Provided information:
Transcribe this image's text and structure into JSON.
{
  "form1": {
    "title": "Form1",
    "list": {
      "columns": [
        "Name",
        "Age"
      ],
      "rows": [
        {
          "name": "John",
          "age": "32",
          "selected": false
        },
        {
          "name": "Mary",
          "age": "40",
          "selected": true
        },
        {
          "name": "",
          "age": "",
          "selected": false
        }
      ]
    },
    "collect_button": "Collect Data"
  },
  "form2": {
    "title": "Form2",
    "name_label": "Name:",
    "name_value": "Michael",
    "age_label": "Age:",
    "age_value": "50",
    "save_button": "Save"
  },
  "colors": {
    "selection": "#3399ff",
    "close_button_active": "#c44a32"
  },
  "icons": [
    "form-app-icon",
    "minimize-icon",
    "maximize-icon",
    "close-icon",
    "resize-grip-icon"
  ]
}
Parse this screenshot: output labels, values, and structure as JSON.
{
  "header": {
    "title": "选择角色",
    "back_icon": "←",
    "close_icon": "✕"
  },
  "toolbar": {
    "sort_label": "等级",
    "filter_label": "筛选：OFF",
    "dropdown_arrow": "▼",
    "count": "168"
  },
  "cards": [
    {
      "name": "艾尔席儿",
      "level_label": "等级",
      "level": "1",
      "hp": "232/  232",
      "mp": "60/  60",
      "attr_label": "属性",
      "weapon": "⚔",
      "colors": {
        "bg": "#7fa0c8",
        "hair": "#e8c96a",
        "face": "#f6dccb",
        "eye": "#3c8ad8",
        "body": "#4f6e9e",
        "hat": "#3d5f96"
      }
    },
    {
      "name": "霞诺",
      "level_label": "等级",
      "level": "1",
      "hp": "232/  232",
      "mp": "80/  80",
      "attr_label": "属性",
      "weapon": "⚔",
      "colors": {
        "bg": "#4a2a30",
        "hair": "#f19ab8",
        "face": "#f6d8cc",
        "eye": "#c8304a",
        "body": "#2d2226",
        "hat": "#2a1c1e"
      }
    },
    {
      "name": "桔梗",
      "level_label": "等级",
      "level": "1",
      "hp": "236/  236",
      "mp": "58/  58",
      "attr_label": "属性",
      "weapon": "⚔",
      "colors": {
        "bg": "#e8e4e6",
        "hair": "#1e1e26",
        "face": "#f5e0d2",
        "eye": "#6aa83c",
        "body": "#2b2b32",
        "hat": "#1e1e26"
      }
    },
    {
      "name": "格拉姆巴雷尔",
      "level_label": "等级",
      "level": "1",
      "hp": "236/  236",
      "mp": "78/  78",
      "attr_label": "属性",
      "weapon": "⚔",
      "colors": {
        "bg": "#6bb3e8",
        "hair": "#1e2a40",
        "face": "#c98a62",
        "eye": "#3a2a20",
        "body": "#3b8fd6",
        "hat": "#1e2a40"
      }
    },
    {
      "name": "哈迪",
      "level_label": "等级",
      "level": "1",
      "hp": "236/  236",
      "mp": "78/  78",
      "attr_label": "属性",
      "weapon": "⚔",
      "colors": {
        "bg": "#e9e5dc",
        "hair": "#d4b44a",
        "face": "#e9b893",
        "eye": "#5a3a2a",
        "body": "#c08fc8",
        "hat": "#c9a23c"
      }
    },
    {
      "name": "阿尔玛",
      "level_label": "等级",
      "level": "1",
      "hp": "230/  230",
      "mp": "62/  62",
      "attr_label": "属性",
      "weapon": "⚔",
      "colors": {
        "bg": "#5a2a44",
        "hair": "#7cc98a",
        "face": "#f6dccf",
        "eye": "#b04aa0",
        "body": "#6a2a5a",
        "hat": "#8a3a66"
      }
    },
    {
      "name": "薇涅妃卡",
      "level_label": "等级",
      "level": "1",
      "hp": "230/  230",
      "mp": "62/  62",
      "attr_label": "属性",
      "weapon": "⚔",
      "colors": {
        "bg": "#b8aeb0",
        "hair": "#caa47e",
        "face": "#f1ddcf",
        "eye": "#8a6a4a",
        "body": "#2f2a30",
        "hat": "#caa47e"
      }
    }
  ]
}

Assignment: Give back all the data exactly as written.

Solved exercise:
Transcribe this image's text and structure into JSON.
{
  "form1": {
    "title": "Form1",
    "list": {
      "columns": [
        "Name",
        "Age"
      ],
      "rows": [
        {
          "name": "John",
          "age": "32",
          "selected": false
        },
        {
          "name": "Mary",
          "age": "40",
          "selected": true
        },
        {
          "name": "",
          "age": "",
          "selected": false
        }
      ]
    },
    "collect_button": "Collect Data"
  },
  "form2": {
    "title": "Form2",
    "name_label": "Name:",
    "name_value": "Michael",
    "age_label": "Age:",
    "age_value": "50",
    "save_button": "Save"
  },
  "colors": {
    "selection": "#3399ff",
    "close_button_active": "#c44a32"
  },
  "icons": [
    "form-app-icon",
    "minimize-icon",
    "maximize-icon",
    "close-icon",
    "resize-grip-icon"
  ]
}
Parse this screenshot: output labels, values, and structure as JSON.
{
  "header": {
    "title": "选择角色",
    "back_icon": "←",
    "close_icon": "✕"
  },
  "toolbar": {
    "sort_label": "等级",
    "filter_label": "筛选：OFF",
    "dropdown_arrow": "▼",
    "count": "168"
  },
  "cards": [
    {
      "name": "艾尔席儿",
      "level_label": "等级",
      "level": "1",
      "hp": "232/  232",
      "mp": "60/  60",
      "attr_label": "属性",
      "weapon": "⚔",
      "colors": {
        "bg": "#7fa0c8",
        "hair": "#e8c96a",
        "face": "#f6dccb",
        "eye": "#3c8ad8",
        "body": "#4f6e9e",
        "hat": "#3d5f96"
      }
    },
    {
      "name": "霞诺",
      "level_label": "等级",
      "level": "1",
      "hp": "232/  232",
      "mp": "80/  80",
      "attr_label": "属性",
      "weapon": "⚔",
      "colors": {
        "bg": "#4a2a30",
        "hair": "#f19ab8",
        "face": "#f6d8cc",
        "eye": "#c8304a",
        "body": "#2d2226",
        "hat": "#2a1c1e"
      }
    },
    {
      "name": "桔梗",
      "level_label": "等级",
      "level": "1",
      "hp": "236/  236",
      "mp": "58/  58",
      "attr_label": "属性",
      "weapon": "⚔",
      "colors": {
        "bg": "#e8e4e6",
        "hair": "#1e1e26",
        "face": "#f5e0d2",
        "eye": "#6aa83c",
        "body": "#2b2b32",
        "hat": "#1e1e26"
      }
    },
    {
      "name": "格拉姆巴雷尔",
      "level_label": "等级",
      "level": "1",
      "hp": "236/  236",
      "mp": "78/  78",
      "attr_label": "属性",
      "weapon": "⚔",
      "colors": {
        "bg": "#6bb3e8",
        "hair": "#1e2a40",
        "face": "#c98a62",
        "eye": "#3a2a20",
        "body": "#3b8fd6",
        "hat": "#1e2a40"
      }
    },
    {
      "name": "哈迪",
      "level_label": "等级",
      "level": "1",
      "hp": "236/  236",
      "mp": "78/  78",
      "attr_label": "属性",
      "weapon": "⚔",
      "colors": {
        "bg": "#e9e5dc",
        "hair": "#d4b44a",
        "face": "#e9b893",
        "eye": "#5a3a2a",
        "body": "#c08fc8",
        "hat": "#c9a23c"
      }
    },
    {
      "name": "阿尔玛",
      "level_label": "等级",
      "level": "1",
      "hp": "230/  230",
      "mp": "62/  62",
      "attr_label": "属性",
      "weapon": "⚔",
      "colors": {
        "bg": "#5a2a44",
        "hair": "#7cc98a",
        "face": "#f6dccf",
        "eye": "#b04aa0",
        "body": "#6a2a5a",
        "hat": "#8a3a66"
      }
    },
    {
      "name": "薇涅妃卡",
      "level_label": "等级",
      "level": "1",
      "hp": "230/  230",
      "mp": "62/  62",
      "attr_label": "属性",
      "weapon": "⚔",
      "colors": {
        "bg": "#b8aeb0",
        "hair": "#caa47e",
        "face": "#f1ddcf",
        "eye": "#8a6a4a",
        "body": "#2f2a30",
        "hat": "#caa47e"
      }
    }
  ]
}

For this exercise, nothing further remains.